= Beginning of Section =
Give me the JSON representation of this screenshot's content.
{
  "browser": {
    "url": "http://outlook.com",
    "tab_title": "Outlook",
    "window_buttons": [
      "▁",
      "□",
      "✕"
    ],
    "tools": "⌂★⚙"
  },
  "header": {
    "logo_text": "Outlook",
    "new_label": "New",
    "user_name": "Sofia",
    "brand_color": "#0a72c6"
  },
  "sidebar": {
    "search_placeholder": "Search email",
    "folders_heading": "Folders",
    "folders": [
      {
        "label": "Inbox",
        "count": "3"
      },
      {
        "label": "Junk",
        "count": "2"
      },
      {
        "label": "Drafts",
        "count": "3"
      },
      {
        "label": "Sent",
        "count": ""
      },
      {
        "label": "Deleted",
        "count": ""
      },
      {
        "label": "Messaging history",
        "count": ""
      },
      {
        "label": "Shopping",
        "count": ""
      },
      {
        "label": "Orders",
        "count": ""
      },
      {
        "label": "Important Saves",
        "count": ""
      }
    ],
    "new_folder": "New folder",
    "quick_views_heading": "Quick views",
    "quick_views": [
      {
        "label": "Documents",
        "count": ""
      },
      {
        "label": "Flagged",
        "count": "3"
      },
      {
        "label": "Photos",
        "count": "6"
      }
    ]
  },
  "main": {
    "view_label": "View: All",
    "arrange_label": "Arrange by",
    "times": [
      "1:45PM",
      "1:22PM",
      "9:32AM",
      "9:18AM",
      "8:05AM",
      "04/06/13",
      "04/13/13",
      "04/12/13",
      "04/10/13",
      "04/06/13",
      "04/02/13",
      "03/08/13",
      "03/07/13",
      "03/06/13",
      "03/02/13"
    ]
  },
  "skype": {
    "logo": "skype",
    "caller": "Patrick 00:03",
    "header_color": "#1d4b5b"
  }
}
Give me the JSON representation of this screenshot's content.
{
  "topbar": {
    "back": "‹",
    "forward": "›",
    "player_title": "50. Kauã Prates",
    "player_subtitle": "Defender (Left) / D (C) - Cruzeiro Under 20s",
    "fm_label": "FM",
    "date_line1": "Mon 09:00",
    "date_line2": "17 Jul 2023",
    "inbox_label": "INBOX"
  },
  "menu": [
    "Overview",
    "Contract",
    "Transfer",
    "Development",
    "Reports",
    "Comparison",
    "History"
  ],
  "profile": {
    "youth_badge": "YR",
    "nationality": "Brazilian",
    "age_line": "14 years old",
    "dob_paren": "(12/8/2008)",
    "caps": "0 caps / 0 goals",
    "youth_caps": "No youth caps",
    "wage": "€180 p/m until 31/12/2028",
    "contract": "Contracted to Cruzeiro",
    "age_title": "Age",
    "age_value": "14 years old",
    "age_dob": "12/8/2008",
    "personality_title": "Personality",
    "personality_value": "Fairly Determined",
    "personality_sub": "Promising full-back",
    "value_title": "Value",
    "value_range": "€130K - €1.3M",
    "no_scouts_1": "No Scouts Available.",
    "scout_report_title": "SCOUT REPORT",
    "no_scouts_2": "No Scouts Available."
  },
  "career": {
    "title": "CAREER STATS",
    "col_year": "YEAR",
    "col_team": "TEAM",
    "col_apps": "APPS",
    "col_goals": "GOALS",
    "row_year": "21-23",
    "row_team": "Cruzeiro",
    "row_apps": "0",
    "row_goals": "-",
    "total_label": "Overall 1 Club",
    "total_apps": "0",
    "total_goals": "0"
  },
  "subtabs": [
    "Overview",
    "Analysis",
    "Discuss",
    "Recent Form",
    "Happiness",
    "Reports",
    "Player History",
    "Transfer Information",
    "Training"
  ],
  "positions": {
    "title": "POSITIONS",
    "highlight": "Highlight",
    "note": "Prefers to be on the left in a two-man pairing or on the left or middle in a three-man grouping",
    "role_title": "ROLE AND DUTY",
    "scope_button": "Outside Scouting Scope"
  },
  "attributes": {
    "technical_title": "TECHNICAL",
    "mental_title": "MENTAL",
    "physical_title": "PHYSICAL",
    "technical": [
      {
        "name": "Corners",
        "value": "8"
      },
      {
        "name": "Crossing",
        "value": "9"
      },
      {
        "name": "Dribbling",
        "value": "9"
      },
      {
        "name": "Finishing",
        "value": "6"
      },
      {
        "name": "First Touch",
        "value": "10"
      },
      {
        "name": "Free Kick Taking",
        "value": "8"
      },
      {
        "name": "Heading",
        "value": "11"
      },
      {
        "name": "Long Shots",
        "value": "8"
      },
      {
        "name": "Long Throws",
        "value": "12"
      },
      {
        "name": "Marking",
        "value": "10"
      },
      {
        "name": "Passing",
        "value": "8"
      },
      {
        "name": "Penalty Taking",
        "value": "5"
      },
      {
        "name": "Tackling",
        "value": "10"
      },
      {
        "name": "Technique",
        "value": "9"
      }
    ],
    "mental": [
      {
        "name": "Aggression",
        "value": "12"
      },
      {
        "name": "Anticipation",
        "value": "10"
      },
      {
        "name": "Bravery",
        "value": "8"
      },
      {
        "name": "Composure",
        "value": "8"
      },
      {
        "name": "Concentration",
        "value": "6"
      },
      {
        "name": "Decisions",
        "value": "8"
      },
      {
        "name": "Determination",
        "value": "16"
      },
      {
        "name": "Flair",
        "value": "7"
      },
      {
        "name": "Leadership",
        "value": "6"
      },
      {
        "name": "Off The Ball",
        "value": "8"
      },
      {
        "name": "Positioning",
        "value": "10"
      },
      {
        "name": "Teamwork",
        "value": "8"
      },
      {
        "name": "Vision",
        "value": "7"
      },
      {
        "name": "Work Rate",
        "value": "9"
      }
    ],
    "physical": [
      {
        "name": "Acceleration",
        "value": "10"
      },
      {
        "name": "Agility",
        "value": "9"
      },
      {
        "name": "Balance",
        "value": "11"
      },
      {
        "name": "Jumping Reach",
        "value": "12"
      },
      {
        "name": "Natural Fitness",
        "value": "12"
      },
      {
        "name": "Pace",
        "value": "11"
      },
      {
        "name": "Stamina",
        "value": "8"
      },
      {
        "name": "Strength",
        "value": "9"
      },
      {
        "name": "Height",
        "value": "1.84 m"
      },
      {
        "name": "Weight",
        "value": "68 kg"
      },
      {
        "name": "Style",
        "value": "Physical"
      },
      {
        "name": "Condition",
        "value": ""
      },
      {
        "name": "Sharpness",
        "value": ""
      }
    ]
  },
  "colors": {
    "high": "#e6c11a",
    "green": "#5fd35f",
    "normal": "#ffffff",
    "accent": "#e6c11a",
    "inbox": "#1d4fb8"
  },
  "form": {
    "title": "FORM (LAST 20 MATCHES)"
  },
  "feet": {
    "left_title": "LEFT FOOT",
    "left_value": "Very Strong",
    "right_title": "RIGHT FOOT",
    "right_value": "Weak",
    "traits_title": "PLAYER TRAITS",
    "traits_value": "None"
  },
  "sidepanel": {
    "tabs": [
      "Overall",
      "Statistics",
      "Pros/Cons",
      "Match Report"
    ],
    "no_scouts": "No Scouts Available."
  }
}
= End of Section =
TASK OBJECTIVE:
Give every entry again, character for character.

EXERCISE OUTPUT:
Give me the JSON representation of this screenshot's content.
{
  "browser": {
    "url": "http://outlook.com",
    "tab_title": "Outlook",
    "window_buttons": [
      "▁",
      "□",
      "✕"
    ],
    "tools": "⌂★⚙"
  },
  "header": {
    "logo_text": "Outlook",
    "new_label": "New",
    "user_name": "Sofia",
    "brand_color": "#0a72c6"
  },
  "sidebar": {
    "search_placeholder": "Search email",
    "folders_heading": "Folders",
    "folders": [
      {
        "label": "Inbox",
        "count": "3"
      },
      {
        "label": "Junk",
        "count": "2"
      },
      {
        "label": "Drafts",
        "count": "3"
      },
      {
        "label": "Sent",
        "count": ""
      },
      {
        "label": "Deleted",
        "count": ""
      },
      {
        "label": "Messaging history",
        "count": ""
      },
      {
        "label": "Shopping",
        "count": ""
      },
      {
        "label": "Orders",
        "count": ""
      },
      {
        "label": "Important Saves",
        "count": ""
      }
    ],
    "new_folder": "New folder",
    "quick_views_heading": "Quick views",
    "quick_views": [
      {
        "label": "Documents",
        "count": ""
      },
      {
        "label": "Flagged",
        "count": "3"
      },
      {
        "label": "Photos",
        "count": "6"
      }
    ]
  },
  "main": {
    "view_label": "View: All",
    "arrange_label": "Arrange by",
    "times": [
      "1:45PM",
      "1:22PM",
      "9:32AM",
      "9:18AM",
      "8:05AM",
      "04/06/13",
      "04/13/13",
      "04/12/13",
      "04/10/13",
      "04/06/13",
      "04/02/13",
      "03/08/13",
      "03/07/13",
      "03/06/13",
      "03/02/13"
    ]
  },
  "skype": {
    "logo": "skype",
    "caller": "Patrick 00:03",
    "header_color": "#1d4b5b"
  }
}
Give me the JSON representation of this screenshot's content.
{
  "topbar": {
    "back": "‹",
    "forward": "›",
    "player_title": "50. Kauã Prates",
    "player_subtitle": "Defender (Left) / D (C) - Cruzeiro Under 20s",
    "fm_label": "FM",
    "date_line1": "Mon 09:00",
    "date_line2": "17 Jul 2023",
    "inbox_label": "INBOX"
  },
  "menu": [
    "Overview",
    "Contract",
    "Transfer",
    "Development",
    "Reports",
    "Comparison",
    "History"
  ],
  "profile": {
    "youth_badge": "YR",
    "nationality": "Brazilian",
    "age_line": "14 years old",
    "dob_paren": "(12/8/2008)",
    "caps": "0 caps / 0 goals",
    "youth_caps": "No youth caps",
    "wage": "€180 p/m until 31/12/2028",
    "contract": "Contracted to Cruzeiro",
    "age_title": "Age",
    "age_value": "14 years old",
    "age_dob": "12/8/2008",
    "personality_title": "Personality",
    "personality_value": "Fairly Determined",
    "personality_sub": "Promising full-back",
    "value_title": "Value",
    "value_range": "€130K - €1.3M",
    "no_scouts_1": "No Scouts Available.",
    "scout_report_title": "SCOUT REPORT",
    "no_scouts_2": "No Scouts Available."
  },
  "career": {
    "title": "CAREER STATS",
    "col_year": "YEAR",
    "col_team": "TEAM",
    "col_apps": "APPS",
    "col_goals": "GOALS",
    "row_year": "21-23",
    "row_team": "Cruzeiro",
    "row_apps": "0",
    "row_goals": "-",
    "total_label": "Overall 1 Club",
    "total_apps": "0",
    "total_goals": "0"
  },
  "subtabs": [
    "Overview",
    "Analysis",
    "Discuss",
    "Recent Form",
    "Happiness",
    "Reports",
    "Player History",
    "Transfer Information",
    "Training"
  ],
  "positions": {
    "title": "POSITIONS",
    "highlight": "Highlight",
    "note": "Prefers to be on the left in a two-man pairing or on the left or middle in a three-man grouping",
    "role_title": "ROLE AND DUTY",
    "scope_button": "Outside Scouting Scope"
  },
  "attributes": {
    "technical_title": "TECHNICAL",
    "mental_title": "MENTAL",
    "physical_title": "PHYSICAL",
    "technical": [
      {
        "name": "Corners",
        "value": "8"
      },
      {
        "name": "Crossing",
        "value": "9"
      },
      {
        "name": "Dribbling",
        "value": "9"
      },
      {
        "name": "Finishing",
        "value": "6"
      },
      {
        "name": "First Touch",
        "value": "10"
      },
      {
        "name": "Free Kick Taking",
        "value": "8"
      },
      {
        "name": "Heading",
        "value": "11"
      },
      {
        "name": "Long Shots",
        "value": "8"
      },
      {
        "name": "Long Throws",
        "value": "12"
      },
      {
        "name": "Marking",
        "value": "10"
      },
      {
        "name": "Passing",
        "value": "8"
      },
      {
        "name": "Penalty Taking",
        "value": "5"
      },
      {
        "name": "Tackling",
        "value": "10"
      },
      {
        "name": "Technique",
        "value": "9"
      }
    ],
    "mental": [
      {
        "name": "Aggression",
        "value": "12"
      },
      {
        "name": "Anticipation",
        "value": "10"
      },
      {
        "name": "Bravery",
        "value": "8"
      },
      {
        "name": "Composure",
        "value": "8"
      },
      {
        "name": "Concentration",
        "value": "6"
      },
      {
        "name": "Decisions",
        "value": "8"
      },
      {
        "name": "Determination",
        "value": "16"
      },
      {
        "name": "Flair",
        "value": "7"
      },
      {
        "name": "Leadership",
        "value": "6"
      },
      {
        "name": "Off The Ball",
        "value": "8"
      },
      {
        "name": "Positioning",
        "value": "10"
      },
      {
        "name": "Teamwork",
        "value": "8"
      },
      {
        "name": "Vision",
        "value": "7"
      },
      {
        "name": "Work Rate",
        "value": "9"
      }
    ],
    "physical": [
      {
        "name": "Acceleration",
        "value": "10"
      },
      {
        "name": "Agility",
        "value": "9"
      },
      {
        "name": "Balance",
        "value": "11"
      },
      {
        "name": "Jumping Reach",
        "value": "12"
      },
      {
        "name": "Natural Fitness",
        "value": "12"
      },
      {
        "name": "Pace",
        "value": "11"
      },
      {
        "name": "Stamina",
        "value": "8"
      },
      {
        "name": "Strength",
        "value": "9"
      },
      {
        "name": "Height",
        "value": "1.84 m"
      },
      {
        "name": "Weight",
        "value": "68 kg"
      },
      {
        "name": "Style",
        "value": "Physical"
      },
      {
        "name": "Condition",
        "value": ""
      },
      {
        "name": "Sharpness",
        "value": ""
      }
    ]
  },
  "colors": {
    "high": "#e6c11a",
    "green": "#5fd35f",
    "normal": "#ffffff",
    "accent": "#e6c11a",
    "inbox": "#1d4fb8"
  },
  "form": {
    "title": "FORM (LAST 20 MATCHES)"
  },
  "feet": {
    "left_title": "LEFT FOOT",
    "left_value": "Very Strong",
    "right_title": "RIGHT FOOT",
    "right_value": "Weak",
    "traits_title": "PLAYER TRAITS",
    "traits_value": "None"
  },
  "sidepanel": {
    "tabs": [
      "Overall",
      "Statistics",
      "Pros/Cons",
      "Match Report"
    ],
    "no_scouts": "No Scouts Available."
  }
}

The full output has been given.